Given the prevalence of glow-in-the-dark radium-226-containing dials and gauges in aircraft (and spacecraft), I called up Lisa Young, a conservator at the Smithsonian’s National Air and Space Museum (NASM) to find out how she deals with radioactive objects in their collection.
Young explained that the government sets limits for the amount of radiation that can emerge from a museum display: 2 milli Roentgen (mR) per hour. “But we aim for under 1 mR/hr at the NASM to err on the safe side,” she added.
I needed some context for what 2 mR/hour dose means so I did a back-of-the-envelope calculation:
According to the Health Physics Society, people who work with radiation in the US can only be exposed to 5000 mR in a year. This means you’d have to stand in front of a radioactive museum display for at least four months, 24-hours a day to get the same amount of radiation permissible to an X-ray technician at work in a year. Since most people don’t spend more than an hour or two in a museum, this 2 mR/hour dose limit makes for a pretty low risk experience.
Of course, museum staff has to monitor radioactive objects in their collection to make sure emissions are within the legal limit. Young told me that last year she and some colleagues did an extensive survey of NASM artifacts to ensure just that.
After the survey, the team only decided to make a few minor changes to displays, Young said, such as closing cockpit doors to add an extra barrier between radioactive dials and the public, or moving radioactive artifacts in display cases to the very back, so as to increase distance between viewer and object.

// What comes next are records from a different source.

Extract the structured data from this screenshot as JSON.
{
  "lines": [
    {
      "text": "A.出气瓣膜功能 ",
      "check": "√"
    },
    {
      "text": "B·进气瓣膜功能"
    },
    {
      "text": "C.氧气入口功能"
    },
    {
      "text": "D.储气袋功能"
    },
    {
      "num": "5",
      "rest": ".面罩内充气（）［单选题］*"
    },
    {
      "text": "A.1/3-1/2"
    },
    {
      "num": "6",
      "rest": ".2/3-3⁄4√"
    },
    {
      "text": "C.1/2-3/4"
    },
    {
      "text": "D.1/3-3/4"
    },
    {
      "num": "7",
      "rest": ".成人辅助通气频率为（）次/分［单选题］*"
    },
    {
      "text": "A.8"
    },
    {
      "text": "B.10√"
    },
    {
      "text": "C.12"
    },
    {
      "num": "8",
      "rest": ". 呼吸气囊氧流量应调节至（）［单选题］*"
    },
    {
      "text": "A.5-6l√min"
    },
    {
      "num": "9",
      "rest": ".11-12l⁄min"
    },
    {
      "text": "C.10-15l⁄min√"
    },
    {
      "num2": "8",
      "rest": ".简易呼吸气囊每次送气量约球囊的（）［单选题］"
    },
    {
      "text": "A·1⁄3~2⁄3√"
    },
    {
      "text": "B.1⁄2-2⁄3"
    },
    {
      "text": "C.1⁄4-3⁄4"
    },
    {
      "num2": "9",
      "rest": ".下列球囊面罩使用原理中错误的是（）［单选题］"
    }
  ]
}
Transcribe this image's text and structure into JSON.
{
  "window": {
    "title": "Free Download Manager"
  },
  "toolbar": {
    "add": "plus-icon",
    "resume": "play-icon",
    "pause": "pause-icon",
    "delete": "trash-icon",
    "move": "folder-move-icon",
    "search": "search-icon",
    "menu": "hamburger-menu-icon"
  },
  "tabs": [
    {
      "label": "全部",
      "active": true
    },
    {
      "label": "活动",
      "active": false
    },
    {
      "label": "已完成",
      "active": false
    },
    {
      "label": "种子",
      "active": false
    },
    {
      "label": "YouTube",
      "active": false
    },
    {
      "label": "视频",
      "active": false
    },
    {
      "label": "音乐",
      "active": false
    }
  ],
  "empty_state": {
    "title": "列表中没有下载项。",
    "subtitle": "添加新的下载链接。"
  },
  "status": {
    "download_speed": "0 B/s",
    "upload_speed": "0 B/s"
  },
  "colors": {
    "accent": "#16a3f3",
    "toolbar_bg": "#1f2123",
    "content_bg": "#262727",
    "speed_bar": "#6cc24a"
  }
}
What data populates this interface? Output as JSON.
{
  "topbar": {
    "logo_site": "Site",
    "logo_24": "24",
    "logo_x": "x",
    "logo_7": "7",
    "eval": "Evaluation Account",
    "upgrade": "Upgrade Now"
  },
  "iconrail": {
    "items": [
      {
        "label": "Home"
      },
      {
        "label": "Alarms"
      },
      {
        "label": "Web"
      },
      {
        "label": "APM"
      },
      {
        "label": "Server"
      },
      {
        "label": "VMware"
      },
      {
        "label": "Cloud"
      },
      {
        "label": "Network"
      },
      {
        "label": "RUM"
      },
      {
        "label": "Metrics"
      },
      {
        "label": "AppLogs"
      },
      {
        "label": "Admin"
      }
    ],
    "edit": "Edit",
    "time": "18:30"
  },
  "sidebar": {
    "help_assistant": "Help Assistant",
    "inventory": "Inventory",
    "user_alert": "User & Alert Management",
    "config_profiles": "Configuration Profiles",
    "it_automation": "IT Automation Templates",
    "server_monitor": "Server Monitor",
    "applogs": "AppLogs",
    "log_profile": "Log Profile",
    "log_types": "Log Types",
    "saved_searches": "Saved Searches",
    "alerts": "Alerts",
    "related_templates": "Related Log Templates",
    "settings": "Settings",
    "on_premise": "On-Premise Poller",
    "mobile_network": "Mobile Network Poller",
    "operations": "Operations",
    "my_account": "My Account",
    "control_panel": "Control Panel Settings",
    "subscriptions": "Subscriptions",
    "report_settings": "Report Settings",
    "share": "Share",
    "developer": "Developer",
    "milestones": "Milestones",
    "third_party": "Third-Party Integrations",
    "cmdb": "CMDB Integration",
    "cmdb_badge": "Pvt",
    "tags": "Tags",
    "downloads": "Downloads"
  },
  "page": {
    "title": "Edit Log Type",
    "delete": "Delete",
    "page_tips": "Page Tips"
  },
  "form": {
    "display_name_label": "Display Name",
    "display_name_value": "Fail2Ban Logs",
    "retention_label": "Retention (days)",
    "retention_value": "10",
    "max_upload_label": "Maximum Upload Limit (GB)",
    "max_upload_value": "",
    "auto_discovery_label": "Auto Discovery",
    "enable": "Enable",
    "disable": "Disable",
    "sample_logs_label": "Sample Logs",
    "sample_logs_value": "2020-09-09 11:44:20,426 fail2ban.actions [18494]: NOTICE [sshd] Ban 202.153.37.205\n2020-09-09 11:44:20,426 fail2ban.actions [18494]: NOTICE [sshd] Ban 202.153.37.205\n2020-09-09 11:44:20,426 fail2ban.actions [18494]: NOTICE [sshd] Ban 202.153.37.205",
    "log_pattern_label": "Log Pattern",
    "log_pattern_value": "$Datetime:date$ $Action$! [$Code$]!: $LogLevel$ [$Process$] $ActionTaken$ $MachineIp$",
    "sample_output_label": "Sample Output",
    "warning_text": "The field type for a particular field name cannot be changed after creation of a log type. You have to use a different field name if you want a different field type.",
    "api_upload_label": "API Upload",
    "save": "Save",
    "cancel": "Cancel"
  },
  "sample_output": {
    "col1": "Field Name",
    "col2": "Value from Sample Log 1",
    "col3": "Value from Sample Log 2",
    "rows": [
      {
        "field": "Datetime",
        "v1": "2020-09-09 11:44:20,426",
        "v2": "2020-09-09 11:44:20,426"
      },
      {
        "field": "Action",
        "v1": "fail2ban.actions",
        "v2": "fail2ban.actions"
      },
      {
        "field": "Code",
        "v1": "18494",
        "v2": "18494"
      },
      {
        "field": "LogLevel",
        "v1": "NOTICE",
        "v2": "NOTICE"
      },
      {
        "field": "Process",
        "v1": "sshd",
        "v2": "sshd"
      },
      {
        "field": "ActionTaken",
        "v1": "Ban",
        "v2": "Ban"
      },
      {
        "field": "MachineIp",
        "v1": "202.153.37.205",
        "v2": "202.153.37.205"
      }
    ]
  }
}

As for that vintage radium-painted watch heirloom hanging around your house: I’d get a scintillator and measure how much radioactivity you’re being exposed to. In addition to ensuring your exposure is not too high, you may also be subject to a new federal register for radium-containing objects enacted by the National Regulatory Commission in 2007.
A quick peek on eBay reveals there’s a reasonably robust trade for radium-watches online, although some folks donate such items to museums for safekeeping.
“People are always bringing me in watches with radium dials,” said Karen Green, a curator the National Atomic Testing Museum near Las Vegas. “I say “thank you” and then they go in to a lead-lined bag. We try to keep exposure at a minimum.”